(Interface dataset entries)
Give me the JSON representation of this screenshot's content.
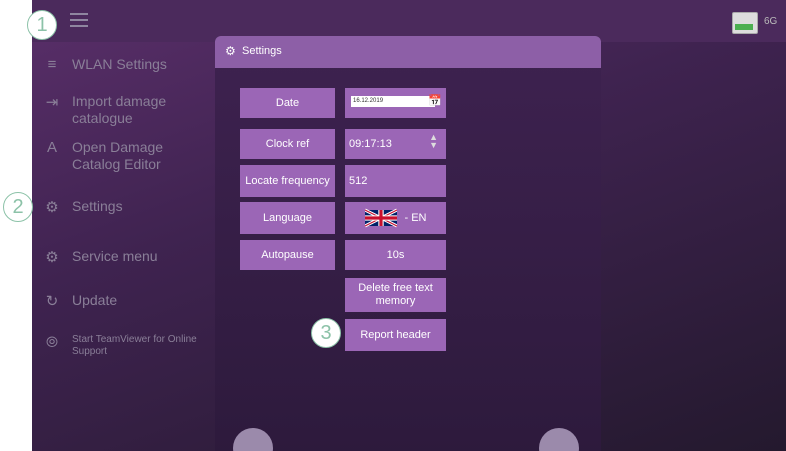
{
  "sidebar": {
    "items": [
      {
        "label": "WLAN Settings",
        "icon": "wlan-icon",
        "glyph": "≡"
      },
      {
        "label": "Import damage catalogue",
        "icon": "import-icon",
        "glyph": "⇥"
      },
      {
        "label": "Open Damage Catalog Editor",
        "icon": "editor-icon",
        "glyph": "A"
      },
      {
        "label": "Settings",
        "icon": "gear-icon",
        "glyph": "⚙"
      },
      {
        "label": "Service menu",
        "icon": "gears-icon",
        "glyph": "⚙"
      },
      {
        "label": "Update",
        "icon": "refresh-icon",
        "glyph": "↻"
      },
      {
        "label": "Start TeamViewer for Online Support",
        "icon": "teamviewer-icon",
        "glyph": "⦾"
      }
    ]
  },
  "status": {
    "battery_label": "6G"
  },
  "dialog": {
    "title": "Settings",
    "date_label": "Date",
    "date_value": "16.12.2019",
    "clock_label": "Clock ref",
    "clock_value": "09:17:13",
    "locate_label": "Locate frequency",
    "locate_value": "512",
    "language_label": "Language",
    "language_value": "- EN",
    "autopause_label": "Autopause",
    "autopause_value": "10s",
    "delete_label": "Delete free text memory",
    "report_label": "Report header"
  },
  "callouts": [
    "1",
    "2",
    "3"
  ],
  "colors": {
    "accent": "#9b66b6",
    "header": "#8d5fa7",
    "callout": "#8cc2a8"
  }
}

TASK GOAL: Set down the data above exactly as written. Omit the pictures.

FINISHED TASK:
Give me the JSON representation of this screenshot's content.
{
  "sidebar": {
    "items": [
      {
        "label": "WLAN Settings",
        "icon": "wlan-icon",
        "glyph": "≡"
      },
      {
        "label": "Import damage catalogue",
        "icon": "import-icon",
        "glyph": "⇥"
      },
      {
        "label": "Open Damage Catalog Editor",
        "icon": "editor-icon",
        "glyph": "A"
      },
      {
        "label": "Settings",
        "icon": "gear-icon",
        "glyph": "⚙"
      },
      {
        "label": "Service menu",
        "icon": "gears-icon",
        "glyph": "⚙"
      },
      {
        "label": "Update",
        "icon": "refresh-icon",
        "glyph": "↻"
      },
      {
        "label": "Start TeamViewer for Online Support",
        "icon": "teamviewer-icon",
        "glyph": "⦾"
      }
    ]
  },
  "status": {
    "battery_label": "6G"
  },
  "dialog": {
    "title": "Settings",
    "date_label": "Date",
    "date_value": "16.12.2019",
    "clock_label": "Clock ref",
    "clock_value": "09:17:13",
    "locate_label": "Locate frequency",
    "locate_value": "512",
    "language_label": "Language",
    "language_value": "- EN",
    "autopause_label": "Autopause",
    "autopause_value": "10s",
    "delete_label": "Delete free text memory",
    "report_label": "Report header"
  },
  "callouts": [
    "1",
    "2",
    "3"
  ],
  "colors": {
    "accent": "#9b66b6",
    "header": "#8d5fa7",
    "callout": "#8cc2a8"
  }
}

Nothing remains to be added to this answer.